## INFORMATION GIVEN
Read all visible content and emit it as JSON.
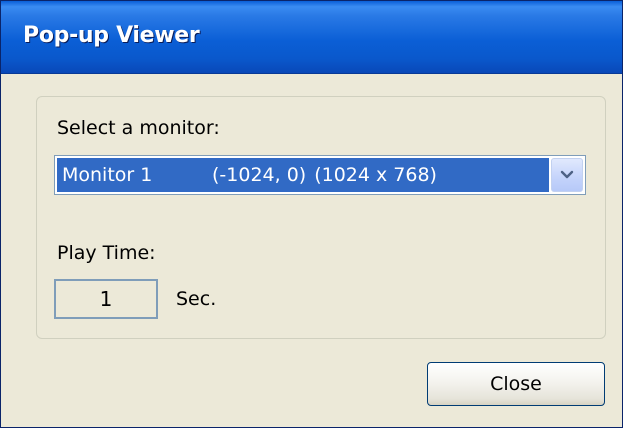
{
  "window": {
    "title": "Pop-up Viewer"
  },
  "monitor": {
    "label": "Select a monitor:",
    "selected_monitor": "Monitor 1",
    "selected_position": "(-1024, 0)",
    "selected_resolution": "(1024 x 768)",
    "dropdown_icon": "chevron-down-icon"
  },
  "play_time": {
    "label": "Play Time:",
    "value": "1",
    "unit": "Sec."
  },
  "buttons": {
    "close_label": "Close"
  },
  "colors": {
    "titlebar": "#0a5fd8",
    "selection": "#316ac5",
    "window_bg": "#ece9d8"
  }
}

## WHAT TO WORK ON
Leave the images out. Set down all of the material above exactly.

## ANSWER TO THE PROBLEM
Read all visible content and emit it as JSON.
{
  "window": {
    "title": "Pop-up Viewer"
  },
  "monitor": {
    "label": "Select a monitor:",
    "selected_monitor": "Monitor 1",
    "selected_position": "(-1024, 0)",
    "selected_resolution": "(1024 x 768)",
    "dropdown_icon": "chevron-down-icon"
  },
  "play_time": {
    "label": "Play Time:",
    "value": "1",
    "unit": "Sec."
  },
  "buttons": {
    "close_label": "Close"
  },
  "colors": {
    "titlebar": "#0a5fd8",
    "selection": "#316ac5",
    "window_bg": "#ece9d8"
  }
}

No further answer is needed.